■ **TO DO**
In the records below, find each line with "title" and copy it.

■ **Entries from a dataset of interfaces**
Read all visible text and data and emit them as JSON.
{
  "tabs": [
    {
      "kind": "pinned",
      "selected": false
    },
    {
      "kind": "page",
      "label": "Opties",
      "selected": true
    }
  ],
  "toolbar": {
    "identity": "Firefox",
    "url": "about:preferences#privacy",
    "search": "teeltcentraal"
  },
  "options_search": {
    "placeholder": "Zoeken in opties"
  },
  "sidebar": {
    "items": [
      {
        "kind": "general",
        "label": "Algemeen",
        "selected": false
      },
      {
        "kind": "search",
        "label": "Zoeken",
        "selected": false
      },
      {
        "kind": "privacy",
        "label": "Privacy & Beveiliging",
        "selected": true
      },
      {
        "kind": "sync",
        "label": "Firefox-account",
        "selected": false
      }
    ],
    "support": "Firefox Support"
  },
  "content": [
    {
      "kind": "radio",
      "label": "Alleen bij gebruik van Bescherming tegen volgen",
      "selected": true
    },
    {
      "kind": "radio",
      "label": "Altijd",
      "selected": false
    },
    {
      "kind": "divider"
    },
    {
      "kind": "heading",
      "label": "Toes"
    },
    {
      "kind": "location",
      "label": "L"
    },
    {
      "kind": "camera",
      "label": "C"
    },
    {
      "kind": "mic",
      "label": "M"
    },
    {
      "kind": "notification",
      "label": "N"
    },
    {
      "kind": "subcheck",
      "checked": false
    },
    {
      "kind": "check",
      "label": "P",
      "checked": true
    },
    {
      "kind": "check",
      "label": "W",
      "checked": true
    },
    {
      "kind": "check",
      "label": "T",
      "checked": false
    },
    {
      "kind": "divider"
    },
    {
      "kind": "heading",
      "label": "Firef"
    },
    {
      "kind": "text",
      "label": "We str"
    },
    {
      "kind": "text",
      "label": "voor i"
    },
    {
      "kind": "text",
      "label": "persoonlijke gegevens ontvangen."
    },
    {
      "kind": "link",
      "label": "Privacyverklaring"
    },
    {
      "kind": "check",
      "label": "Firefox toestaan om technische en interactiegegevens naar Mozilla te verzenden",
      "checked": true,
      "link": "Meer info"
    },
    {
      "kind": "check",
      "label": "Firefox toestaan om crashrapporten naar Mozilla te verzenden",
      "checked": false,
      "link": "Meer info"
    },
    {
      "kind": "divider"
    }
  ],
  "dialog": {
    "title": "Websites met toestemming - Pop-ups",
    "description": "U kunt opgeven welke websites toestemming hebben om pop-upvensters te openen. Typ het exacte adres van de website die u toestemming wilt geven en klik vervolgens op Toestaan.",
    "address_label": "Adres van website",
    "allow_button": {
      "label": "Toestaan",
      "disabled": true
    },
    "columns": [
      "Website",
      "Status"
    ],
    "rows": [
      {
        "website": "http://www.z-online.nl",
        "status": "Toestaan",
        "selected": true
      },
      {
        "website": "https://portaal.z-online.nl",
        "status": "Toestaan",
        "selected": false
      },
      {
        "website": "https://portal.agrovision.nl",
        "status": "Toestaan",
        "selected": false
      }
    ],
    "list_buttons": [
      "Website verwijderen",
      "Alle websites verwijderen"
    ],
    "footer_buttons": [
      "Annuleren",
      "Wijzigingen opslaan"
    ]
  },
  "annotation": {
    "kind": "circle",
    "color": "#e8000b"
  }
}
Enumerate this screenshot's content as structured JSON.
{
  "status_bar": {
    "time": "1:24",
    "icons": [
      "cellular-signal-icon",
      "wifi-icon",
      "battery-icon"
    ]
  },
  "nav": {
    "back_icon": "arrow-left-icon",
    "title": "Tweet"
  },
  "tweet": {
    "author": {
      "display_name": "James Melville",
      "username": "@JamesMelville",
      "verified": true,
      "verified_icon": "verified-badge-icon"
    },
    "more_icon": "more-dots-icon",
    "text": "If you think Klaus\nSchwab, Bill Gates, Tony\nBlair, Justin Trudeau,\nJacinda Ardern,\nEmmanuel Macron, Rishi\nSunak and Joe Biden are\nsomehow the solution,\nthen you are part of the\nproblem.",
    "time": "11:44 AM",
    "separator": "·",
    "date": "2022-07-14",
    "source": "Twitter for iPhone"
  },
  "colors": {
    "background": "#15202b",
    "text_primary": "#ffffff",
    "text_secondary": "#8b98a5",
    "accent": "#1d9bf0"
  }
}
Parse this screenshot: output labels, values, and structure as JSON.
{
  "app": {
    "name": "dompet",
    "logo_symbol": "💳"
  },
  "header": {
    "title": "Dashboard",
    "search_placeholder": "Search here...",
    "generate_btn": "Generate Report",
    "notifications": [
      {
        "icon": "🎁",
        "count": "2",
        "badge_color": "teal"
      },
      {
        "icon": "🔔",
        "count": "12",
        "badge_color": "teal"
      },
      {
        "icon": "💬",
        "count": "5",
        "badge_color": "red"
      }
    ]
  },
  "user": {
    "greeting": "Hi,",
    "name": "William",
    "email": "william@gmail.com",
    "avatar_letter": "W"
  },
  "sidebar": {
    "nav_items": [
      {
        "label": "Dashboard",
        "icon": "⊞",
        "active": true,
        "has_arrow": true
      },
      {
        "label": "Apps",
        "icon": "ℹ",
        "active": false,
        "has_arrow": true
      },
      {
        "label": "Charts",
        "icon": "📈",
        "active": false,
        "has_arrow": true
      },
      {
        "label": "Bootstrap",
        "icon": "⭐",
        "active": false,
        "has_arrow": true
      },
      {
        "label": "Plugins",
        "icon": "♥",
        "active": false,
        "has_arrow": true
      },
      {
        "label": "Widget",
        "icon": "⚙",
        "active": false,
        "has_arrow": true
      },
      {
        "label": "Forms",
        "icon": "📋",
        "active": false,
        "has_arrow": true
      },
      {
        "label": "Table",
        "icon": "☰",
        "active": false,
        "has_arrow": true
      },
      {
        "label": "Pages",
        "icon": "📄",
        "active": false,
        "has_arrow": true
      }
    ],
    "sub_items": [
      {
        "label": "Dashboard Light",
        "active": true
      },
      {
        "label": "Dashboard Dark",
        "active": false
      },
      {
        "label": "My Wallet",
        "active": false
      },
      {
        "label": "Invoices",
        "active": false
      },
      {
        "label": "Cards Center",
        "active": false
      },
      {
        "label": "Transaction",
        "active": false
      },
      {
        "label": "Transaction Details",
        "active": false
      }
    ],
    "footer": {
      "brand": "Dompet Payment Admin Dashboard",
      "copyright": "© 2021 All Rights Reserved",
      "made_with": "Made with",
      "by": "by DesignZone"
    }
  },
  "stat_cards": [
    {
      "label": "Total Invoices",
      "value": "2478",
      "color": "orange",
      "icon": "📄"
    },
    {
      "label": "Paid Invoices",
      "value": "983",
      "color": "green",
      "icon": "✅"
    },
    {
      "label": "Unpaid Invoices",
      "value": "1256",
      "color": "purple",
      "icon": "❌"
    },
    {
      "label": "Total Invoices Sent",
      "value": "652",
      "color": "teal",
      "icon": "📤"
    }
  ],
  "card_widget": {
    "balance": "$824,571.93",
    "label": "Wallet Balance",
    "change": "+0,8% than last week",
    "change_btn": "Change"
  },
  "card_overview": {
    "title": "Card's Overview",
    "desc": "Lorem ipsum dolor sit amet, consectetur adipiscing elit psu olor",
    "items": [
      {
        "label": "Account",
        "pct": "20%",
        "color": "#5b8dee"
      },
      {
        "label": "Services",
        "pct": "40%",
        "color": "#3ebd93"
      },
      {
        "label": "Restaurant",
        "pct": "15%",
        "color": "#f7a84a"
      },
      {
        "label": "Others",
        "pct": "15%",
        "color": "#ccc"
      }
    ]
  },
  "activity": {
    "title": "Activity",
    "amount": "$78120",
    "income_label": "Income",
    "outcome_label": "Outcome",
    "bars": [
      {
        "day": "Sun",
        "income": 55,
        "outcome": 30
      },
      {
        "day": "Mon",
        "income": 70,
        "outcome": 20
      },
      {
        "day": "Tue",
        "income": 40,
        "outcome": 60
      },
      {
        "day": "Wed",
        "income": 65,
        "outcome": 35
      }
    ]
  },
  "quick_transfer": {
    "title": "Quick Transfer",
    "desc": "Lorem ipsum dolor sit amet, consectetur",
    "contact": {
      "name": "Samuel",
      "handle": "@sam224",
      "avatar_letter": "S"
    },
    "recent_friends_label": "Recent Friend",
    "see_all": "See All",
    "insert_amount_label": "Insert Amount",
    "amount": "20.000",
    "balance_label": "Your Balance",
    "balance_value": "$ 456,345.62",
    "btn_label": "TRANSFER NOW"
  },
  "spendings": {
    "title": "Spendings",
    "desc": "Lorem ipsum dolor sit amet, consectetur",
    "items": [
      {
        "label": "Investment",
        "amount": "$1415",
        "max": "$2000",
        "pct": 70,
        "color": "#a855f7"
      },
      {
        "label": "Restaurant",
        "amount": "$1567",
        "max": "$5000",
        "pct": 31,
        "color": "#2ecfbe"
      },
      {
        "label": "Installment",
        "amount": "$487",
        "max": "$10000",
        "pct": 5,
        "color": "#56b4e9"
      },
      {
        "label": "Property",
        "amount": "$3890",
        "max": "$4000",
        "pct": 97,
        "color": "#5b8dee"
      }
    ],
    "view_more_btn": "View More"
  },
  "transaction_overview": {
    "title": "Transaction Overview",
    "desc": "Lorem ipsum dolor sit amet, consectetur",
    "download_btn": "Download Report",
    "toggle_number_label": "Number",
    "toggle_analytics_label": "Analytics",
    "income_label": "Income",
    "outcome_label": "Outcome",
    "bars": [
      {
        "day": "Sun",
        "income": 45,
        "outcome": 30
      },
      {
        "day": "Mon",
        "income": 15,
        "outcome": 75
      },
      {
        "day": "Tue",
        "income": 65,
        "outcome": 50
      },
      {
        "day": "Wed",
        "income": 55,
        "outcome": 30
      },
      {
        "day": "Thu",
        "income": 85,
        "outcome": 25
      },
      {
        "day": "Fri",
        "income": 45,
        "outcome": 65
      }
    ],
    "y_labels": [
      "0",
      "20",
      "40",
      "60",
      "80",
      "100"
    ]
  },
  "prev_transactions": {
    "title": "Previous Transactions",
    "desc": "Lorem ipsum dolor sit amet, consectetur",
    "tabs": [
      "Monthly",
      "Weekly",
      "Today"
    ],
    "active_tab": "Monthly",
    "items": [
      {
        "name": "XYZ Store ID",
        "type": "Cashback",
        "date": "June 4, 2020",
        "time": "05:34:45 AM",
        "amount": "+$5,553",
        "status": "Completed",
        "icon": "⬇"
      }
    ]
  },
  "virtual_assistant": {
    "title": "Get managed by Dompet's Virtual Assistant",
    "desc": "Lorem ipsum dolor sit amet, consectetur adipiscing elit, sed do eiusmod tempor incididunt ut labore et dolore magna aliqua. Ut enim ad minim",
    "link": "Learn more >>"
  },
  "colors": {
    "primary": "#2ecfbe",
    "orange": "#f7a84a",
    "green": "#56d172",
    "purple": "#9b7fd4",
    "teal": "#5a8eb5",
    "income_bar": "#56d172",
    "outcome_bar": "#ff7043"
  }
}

■ **RESULT OF THIS EXERCISE**
    "title": "Websites met toestemming - Pop-ups",
    "title": "Tweet"
    "title": "Dashboard",
    "title": "Card's Overview",
    "title": "Activity",
    "title": "Quick Transfer",
    "title": "Spendings",
    "title": "Transaction Overview",
    "title": "Previous Transactions",
    "title": "Get managed by Dompet's Virtual Assistant",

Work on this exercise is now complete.